Our selection was created by the famous Alsace house of Biecher. The estate was founded in 1762 and is still run by a descendant, Jean Biecher. The vineyards are certified organic and biodynamic. The wine is fermented on natural yeasts with very little sulfites added. In other words, it is made as it was nearly 300 years ago.
We find it very interesting to note that organic farming is the "new" thing with wineries. Casting off herbicides and pesticides seems to be the order of the day. Yet when you think about it that was the only way wine was made 300 years ago. Thus, it begs the question, just how "new" is organic farming?
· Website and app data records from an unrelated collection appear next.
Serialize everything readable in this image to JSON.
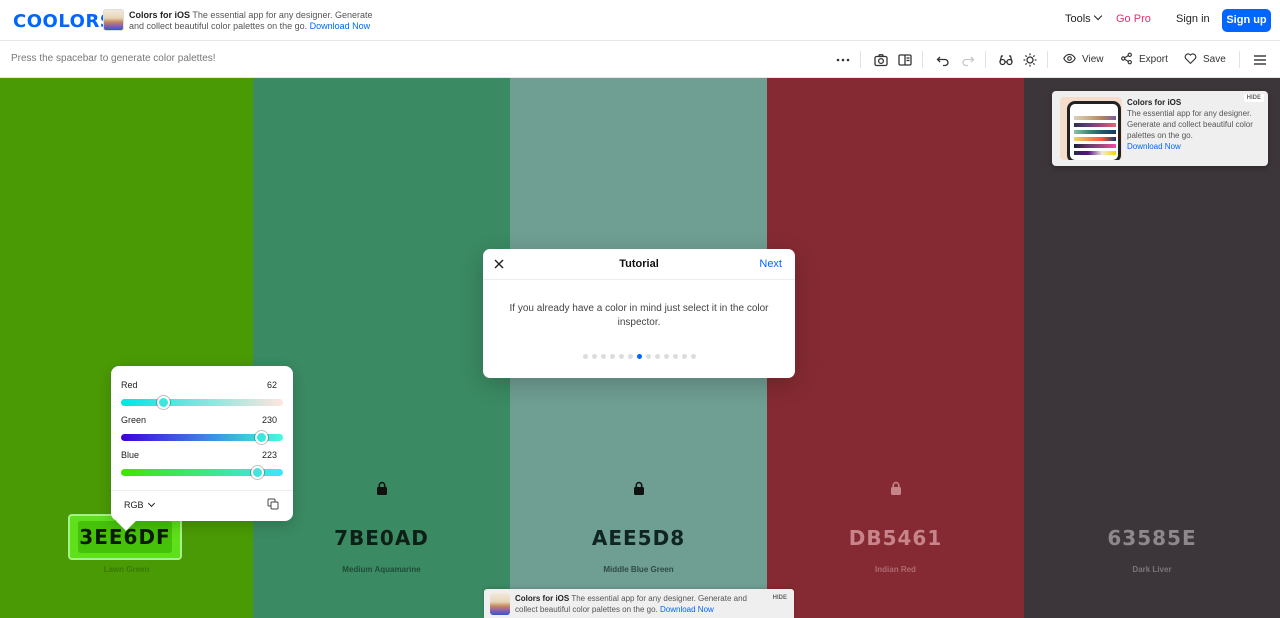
{
  "header": {
    "logo": "coolors",
    "ad": {
      "title": "Colors for iOS",
      "text": "The essential app for any designer. Generate and collect beautiful color palettes on the go.",
      "cta": "Download Now"
    },
    "nav": {
      "tools": "Tools",
      "go_pro": "Go Pro",
      "sign_in": "Sign in",
      "sign_up": "Sign up"
    }
  },
  "toolbar": {
    "hint": "Press the spacebar to generate color palettes!",
    "view": "View",
    "export": "Export",
    "save": "Save"
  },
  "palette": {
    "colors": [
      {
        "hex": "3EE6DF",
        "name": "Lawn Green",
        "bg": "#4a9a05",
        "fg": "#0b1a00",
        "name_fg": "#3b7a05",
        "locked": false
      },
      {
        "hex": "7BE0AD",
        "name": "Medium Aquamarine",
        "bg": "#3a8a63",
        "fg": "#0d1f16",
        "name_fg": "#1f4d37",
        "locked": true
      },
      {
        "hex": "AEE5D8",
        "name": "Middle Blue Green",
        "bg": "#6f9e93",
        "fg": "#102420",
        "name_fg": "#2f4a44",
        "locked": true
      },
      {
        "hex": "DB5461",
        "name": "Indian Red",
        "bg": "#852a32",
        "fg": "#c7848a",
        "name_fg": "#b06a71",
        "locked": true
      },
      {
        "hex": "63585E",
        "name": "Dark Liver",
        "bg": "#3c3539",
        "fg": "#8f878b",
        "name_fg": "#7d7579",
        "locked": false
      }
    ]
  },
  "inspector": {
    "channels": [
      {
        "label": "Red",
        "value": "62"
      },
      {
        "label": "Green",
        "value": "230"
      },
      {
        "label": "Blue",
        "value": "223"
      }
    ],
    "mode": "RGB"
  },
  "tutorial": {
    "title": "Tutorial",
    "next": "Next",
    "body": "If you already have a color in mind just select it in the color inspector.",
    "steps": 13,
    "active_step": 6
  },
  "side_ad": {
    "hide": "HIDE",
    "title": "Colors for iOS",
    "text": "The essential app for any designer. Generate and collect beautiful color palettes on the go.",
    "cta": "Download Now"
  },
  "bottom_ad": {
    "hide": "HIDE",
    "title": "Colors for iOS",
    "text": "The essential app for any designer. Generate and collect beautiful color palettes on the go.",
    "cta": "Download Now"
  },
  "colors": {
    "brand": "#0066ff",
    "go_pro": "#e1306c"
  }
}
Clearly, these wineries wouldn't still be around if the wine they made wasn't accepted.
Edelzwicker is a term fused from the German words "edel" (noble) and "zwicker" (blend). The term has been used since 1644, when the so-called noble varieties in Alsace were differentiated from those judged to be of lesser quality. Riesling, Pinot Gris, Gewurztraminer, and Muscat fell into the noble category, while Pinot Blanc, Sylvaner, Chasselas, and Auxerrois were relegated.
Today, the name simply refers to a blend. In this case it is a cornucopia of grapes sporting 26% Riesling, 25% Gewurztraminer, 22% Silvaner, 17% Pinot Grigio / Gris and 5% Muscat. The flavors are as varied as the variety, showing intense floral and peach notes with pear and honey. It would be just the ticket for a shrimp salad or crab cakes.